Now the internet is the voice of an important part of society and that means that retribution comes with great speed. But that also means that society’s reactions are uneven, uncertain and in some cases unjust.
The problem with ad hoc actions such as public shaming is that while can be very effective in marshaling public opinion against a particular person, group or idea, they can also be used for group bullying. And we have seen many examples of people who are bullied on the internet because they are different, hold conflicting opinions or don’t conform to the social or physical standards of one set of Web users or another.
The actions of GoDaddy and Google are more targeted. When they see actions they don’t like or that they feel hurt the corporation’s reputation, then they react. This is entirely within their rights because these are private organizations and they can terminate any customer that violates their terms of service. In the case of Daily Stormer, both organizations felt that the site was inciting violence, which isn’t allowed.
This is an important distinction because it shows that a business’s right to protect itself doesn’t disappear just because it uses the internet for communication. If some group is using your facilities for a purpose you find objectionable, you can stop it.
In addition, it also makes clear that in most cases you don’t need to tolerate your employees engaging in activities that reflect badly on your business. While there are limits to what you can do in regards to government employees and to employees covered by a contract of employment, you don’t have to employ those who conduct themselves in ways you find objectionable, especially if their conduct involves things participation in hate group activities.

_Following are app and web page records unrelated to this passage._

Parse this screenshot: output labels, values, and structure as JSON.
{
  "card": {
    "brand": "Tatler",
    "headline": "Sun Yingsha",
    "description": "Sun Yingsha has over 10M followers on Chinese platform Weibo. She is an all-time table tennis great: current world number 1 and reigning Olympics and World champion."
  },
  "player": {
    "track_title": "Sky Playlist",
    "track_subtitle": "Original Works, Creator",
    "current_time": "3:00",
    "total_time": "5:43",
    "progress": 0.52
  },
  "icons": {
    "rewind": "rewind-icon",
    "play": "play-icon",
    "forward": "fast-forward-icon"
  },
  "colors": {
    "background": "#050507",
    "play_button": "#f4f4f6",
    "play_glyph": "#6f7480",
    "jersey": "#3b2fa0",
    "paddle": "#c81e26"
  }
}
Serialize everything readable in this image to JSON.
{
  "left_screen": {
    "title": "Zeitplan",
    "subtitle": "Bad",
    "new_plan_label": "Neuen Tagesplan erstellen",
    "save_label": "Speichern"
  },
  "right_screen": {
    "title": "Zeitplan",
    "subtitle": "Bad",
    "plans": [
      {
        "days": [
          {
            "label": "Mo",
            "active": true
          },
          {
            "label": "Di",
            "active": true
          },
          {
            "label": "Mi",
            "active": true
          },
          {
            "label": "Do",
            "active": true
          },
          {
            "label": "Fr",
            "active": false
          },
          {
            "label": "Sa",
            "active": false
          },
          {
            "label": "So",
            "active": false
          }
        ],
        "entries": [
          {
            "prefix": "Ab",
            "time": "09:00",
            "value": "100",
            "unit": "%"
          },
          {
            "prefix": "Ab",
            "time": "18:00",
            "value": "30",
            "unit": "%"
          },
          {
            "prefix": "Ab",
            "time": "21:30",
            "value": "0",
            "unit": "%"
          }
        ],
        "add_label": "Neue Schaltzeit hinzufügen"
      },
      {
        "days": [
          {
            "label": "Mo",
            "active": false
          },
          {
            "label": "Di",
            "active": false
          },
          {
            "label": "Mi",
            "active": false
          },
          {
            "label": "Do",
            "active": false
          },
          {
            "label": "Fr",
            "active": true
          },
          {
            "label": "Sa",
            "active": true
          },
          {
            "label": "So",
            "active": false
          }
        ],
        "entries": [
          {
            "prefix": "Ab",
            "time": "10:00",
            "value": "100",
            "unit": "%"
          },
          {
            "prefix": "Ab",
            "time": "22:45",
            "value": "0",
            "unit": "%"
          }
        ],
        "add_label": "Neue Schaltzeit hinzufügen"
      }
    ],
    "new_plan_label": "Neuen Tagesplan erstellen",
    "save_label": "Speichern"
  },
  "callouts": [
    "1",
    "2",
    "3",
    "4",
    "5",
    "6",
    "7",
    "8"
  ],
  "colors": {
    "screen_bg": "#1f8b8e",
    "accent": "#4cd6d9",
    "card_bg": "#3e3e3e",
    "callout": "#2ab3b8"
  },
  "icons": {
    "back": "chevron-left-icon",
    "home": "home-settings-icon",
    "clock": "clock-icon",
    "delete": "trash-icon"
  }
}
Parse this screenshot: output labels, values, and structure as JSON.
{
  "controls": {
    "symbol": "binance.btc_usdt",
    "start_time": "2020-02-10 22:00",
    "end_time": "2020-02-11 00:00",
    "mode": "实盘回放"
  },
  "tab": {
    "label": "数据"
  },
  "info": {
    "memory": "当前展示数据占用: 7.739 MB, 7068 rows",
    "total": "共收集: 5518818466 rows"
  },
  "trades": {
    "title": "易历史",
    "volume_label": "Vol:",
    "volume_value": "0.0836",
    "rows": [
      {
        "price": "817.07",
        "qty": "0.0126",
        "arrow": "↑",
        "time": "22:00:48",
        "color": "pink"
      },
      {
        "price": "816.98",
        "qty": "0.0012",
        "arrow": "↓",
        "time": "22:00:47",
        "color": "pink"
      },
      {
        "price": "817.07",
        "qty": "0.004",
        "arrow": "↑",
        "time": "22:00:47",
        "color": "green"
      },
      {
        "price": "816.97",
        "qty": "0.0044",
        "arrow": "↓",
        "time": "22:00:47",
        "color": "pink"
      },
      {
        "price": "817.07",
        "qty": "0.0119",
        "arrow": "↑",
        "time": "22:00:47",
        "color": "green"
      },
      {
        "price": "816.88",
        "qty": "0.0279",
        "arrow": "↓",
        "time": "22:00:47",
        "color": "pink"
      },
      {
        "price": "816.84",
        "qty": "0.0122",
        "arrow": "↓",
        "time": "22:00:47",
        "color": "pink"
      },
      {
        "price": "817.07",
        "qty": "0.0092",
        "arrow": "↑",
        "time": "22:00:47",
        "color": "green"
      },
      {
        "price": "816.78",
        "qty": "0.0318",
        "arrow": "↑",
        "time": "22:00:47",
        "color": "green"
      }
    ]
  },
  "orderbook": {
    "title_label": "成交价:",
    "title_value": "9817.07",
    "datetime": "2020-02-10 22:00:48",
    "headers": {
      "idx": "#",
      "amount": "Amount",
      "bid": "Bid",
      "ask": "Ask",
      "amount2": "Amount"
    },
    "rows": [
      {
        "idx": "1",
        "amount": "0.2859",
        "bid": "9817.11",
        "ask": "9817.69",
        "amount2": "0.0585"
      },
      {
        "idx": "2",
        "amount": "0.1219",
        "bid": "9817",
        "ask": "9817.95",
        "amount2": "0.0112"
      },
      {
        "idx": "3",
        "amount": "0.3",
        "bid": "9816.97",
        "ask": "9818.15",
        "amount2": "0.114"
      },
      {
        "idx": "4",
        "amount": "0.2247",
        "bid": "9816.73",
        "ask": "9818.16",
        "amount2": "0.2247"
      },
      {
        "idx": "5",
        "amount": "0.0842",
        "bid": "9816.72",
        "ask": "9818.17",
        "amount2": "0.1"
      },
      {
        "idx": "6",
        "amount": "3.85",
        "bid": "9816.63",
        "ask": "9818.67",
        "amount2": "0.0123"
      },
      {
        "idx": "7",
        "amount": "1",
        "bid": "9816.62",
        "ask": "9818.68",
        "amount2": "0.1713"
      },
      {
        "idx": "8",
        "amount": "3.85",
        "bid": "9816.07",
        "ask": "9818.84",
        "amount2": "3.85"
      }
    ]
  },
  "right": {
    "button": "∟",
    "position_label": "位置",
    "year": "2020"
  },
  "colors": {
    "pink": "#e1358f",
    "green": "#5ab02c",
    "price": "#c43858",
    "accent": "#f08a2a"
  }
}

But it’s also important to remember that the internet works both ways. If your organization does something that some segment of internet society finds objectionable, it can extract vengeance on you as well.
Originally published on eWeek